It was no great shock to see Ak Bars Kazan get by Metallurg Magnitogorsk in Round 2 — they are both good teams, but one of them had to lose — but it was a surprise that it took the Tatar giants only five games. And as a further oddity, after all those years establishing a reputation as a lockdown defensive outfit, Ak Bars have a guy blowing the doors off the playoff scoring race. Justin Azevedo has scored 5-10-15 in 10 games, putting him just two points behind the now-eliminated Linus Omark of Salavat Yulaev Ufa, and in four fewer games to boot. Azevedo has been held without a point in just one of Ak Bars’ ten games so far (Game 3 of Round 1 against Amur, for the record). And he’s not all that far ahead of his team-mate Jiří Sekáč (10 gp, 4-8-12). We should also note the performance of Stanislav Galiyev (or Galiev), who has six goals in ten games after scoring just 12 in 52 in the regular season. The main concern for the forward group is the health of Danis Zaripov, who has six points in seven games, but has been in and out of the lineup with a succession of minor ailments. We will see tomorrow if he is good to go again.
And don’t worry: Ak Bars famous defence and goaltending are fine. They are giving up 29 shots per 60 minutes, more or less, but goalie Emil Garipov is stopping them at a fine .938 rate. And Ak Bars defence is chipping in up front; Vasily Tokranov has five points in eight games, including — at age 28 — his first two KHL playoff goals. We do have to wonder a little bit what has become of Andrei Markov; the former Canadiens star, still a prodigious weapon on the powerplay, has just one assist in ten games. However, that minor quibble aside, Ak Bars defence and goaltending is a decent, capable, unit.
In the other corner in the East is Traktor Chelyabinsk, who have trespassed this far into the playoffs for the first time in five seasons after outlasting Salavat Yulaev in seven games in Round 2. The main reason for Traktor’s success is not hard to see at all: goalie Pavel Francouz has posted a .950 sv% through nine games, with backup Vasily Demchenko at .953 in parts of four contests. Francouz had a bit of an injury scare earlier in the post-season, but now seems to be fine. However, the goaltending has had to be strong; Traktor are giving about 38 shots per 60 minutes, and that’s not good at all. They’ve survived so far, but Francouz must start to feel the strain at some point.
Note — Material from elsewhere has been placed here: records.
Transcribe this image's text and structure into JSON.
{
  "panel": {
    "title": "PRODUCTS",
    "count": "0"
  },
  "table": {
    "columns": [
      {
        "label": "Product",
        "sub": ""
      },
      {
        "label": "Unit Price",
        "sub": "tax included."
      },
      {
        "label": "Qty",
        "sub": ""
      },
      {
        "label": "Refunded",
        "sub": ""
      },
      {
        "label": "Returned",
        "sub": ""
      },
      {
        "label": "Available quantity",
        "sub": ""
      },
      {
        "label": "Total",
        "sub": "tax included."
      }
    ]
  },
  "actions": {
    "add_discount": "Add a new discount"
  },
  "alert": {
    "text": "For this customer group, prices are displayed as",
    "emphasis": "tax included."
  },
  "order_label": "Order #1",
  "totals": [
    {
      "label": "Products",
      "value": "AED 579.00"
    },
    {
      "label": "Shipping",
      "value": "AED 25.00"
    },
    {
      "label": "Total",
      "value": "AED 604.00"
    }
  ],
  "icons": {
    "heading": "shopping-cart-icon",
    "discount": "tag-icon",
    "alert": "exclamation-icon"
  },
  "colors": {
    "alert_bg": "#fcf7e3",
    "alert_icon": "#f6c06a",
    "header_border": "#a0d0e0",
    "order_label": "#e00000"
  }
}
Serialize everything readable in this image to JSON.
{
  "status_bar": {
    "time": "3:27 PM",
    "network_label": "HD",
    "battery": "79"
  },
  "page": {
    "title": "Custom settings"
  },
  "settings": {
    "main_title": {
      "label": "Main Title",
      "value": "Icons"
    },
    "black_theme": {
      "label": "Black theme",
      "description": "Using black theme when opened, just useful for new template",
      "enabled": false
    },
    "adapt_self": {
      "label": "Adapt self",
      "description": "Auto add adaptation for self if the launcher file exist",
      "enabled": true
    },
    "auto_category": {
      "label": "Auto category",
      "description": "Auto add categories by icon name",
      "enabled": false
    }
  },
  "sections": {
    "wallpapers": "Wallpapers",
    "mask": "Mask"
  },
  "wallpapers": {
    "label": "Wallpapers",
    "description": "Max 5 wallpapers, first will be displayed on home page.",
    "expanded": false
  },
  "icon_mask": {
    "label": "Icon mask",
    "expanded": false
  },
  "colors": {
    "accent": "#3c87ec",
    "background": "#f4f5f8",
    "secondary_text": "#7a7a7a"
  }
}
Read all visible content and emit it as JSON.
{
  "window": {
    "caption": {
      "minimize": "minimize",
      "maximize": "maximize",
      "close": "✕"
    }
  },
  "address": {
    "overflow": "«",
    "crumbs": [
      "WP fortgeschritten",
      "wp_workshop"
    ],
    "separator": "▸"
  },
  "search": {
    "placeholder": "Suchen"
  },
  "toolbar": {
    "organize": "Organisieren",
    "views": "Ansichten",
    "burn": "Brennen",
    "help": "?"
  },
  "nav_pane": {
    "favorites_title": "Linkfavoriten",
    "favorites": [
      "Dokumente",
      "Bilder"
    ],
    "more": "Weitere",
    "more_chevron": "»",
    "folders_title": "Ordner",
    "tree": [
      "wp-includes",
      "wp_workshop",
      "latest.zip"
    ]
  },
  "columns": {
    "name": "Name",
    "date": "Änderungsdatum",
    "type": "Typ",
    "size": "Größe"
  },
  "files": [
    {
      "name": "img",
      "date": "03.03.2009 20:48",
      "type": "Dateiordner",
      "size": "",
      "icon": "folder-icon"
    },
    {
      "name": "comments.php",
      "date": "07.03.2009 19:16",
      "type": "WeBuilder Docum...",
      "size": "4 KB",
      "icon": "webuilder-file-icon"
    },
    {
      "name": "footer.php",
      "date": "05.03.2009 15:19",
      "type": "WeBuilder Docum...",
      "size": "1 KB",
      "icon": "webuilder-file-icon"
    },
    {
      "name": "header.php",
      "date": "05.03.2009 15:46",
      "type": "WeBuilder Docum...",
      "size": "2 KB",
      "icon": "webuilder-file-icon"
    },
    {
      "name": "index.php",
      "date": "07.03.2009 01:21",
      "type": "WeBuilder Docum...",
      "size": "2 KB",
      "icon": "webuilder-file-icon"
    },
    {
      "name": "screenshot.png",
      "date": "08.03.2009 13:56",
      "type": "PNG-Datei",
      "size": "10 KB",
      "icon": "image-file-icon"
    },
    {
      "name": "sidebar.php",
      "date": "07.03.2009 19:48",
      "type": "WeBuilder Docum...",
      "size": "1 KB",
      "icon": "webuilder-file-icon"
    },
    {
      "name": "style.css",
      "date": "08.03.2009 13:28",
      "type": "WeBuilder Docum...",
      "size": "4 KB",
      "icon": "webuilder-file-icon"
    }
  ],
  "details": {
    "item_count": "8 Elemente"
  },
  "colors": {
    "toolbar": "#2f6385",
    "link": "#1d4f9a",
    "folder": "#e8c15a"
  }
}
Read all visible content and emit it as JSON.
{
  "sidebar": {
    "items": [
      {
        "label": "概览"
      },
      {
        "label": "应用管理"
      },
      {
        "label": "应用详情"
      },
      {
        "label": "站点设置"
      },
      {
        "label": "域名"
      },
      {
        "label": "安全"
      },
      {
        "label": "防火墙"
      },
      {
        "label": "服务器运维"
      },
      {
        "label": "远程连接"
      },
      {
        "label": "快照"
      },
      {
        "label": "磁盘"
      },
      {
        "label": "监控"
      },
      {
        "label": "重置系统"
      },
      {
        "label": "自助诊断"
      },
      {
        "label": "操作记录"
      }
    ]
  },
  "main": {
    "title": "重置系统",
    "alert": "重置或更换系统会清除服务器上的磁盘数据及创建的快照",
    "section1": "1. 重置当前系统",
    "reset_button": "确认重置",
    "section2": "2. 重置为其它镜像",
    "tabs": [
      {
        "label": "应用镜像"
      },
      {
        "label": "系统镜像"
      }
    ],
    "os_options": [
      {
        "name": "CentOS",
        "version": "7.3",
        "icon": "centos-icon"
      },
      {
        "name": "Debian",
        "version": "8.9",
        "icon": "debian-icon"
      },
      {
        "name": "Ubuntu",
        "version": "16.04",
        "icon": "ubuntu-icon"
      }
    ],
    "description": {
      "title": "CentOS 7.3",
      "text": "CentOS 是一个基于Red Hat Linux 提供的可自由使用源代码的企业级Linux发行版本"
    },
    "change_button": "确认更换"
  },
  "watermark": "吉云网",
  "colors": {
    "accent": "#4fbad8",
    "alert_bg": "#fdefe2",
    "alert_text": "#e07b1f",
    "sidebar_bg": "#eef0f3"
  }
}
Up front, one Traktor player is writing one of the 2017-18 season’s big stories, and it’s young Vitaly Kravtsov. At just 18 years old (and three months), Kravtsov has posted six goals and 11 points in Traktor’s 12 games so far, and that despite playing only 13 minutes per game. It’s been an amazing performance, and we wait to see what he will do next. Kravtsov leads his team in goals, and is third in points behind the under-rated Richard Gynge (12 gp, 5-8-13) and Alexei Kruchinin (12 gp, 4-8-12). Traktor have also gotten some scoring help from the back, as Nick Bailen is the top-scoring defenceman remaining in these playoffs with a line of 3-5-8 in 12 games.
So Traktor certainly have the weapons, and they certainly certainly have the goaltending. But I don’t like that 38 SA/60, and I particularly don’t like it against the likes of Ak Bars’ Azevedo. Traktor did survive a series against an offensive powerhouse in Salavat Yulaev, but I don’t know that they can do it twice. Ak Bars in six.
Thank you for reading!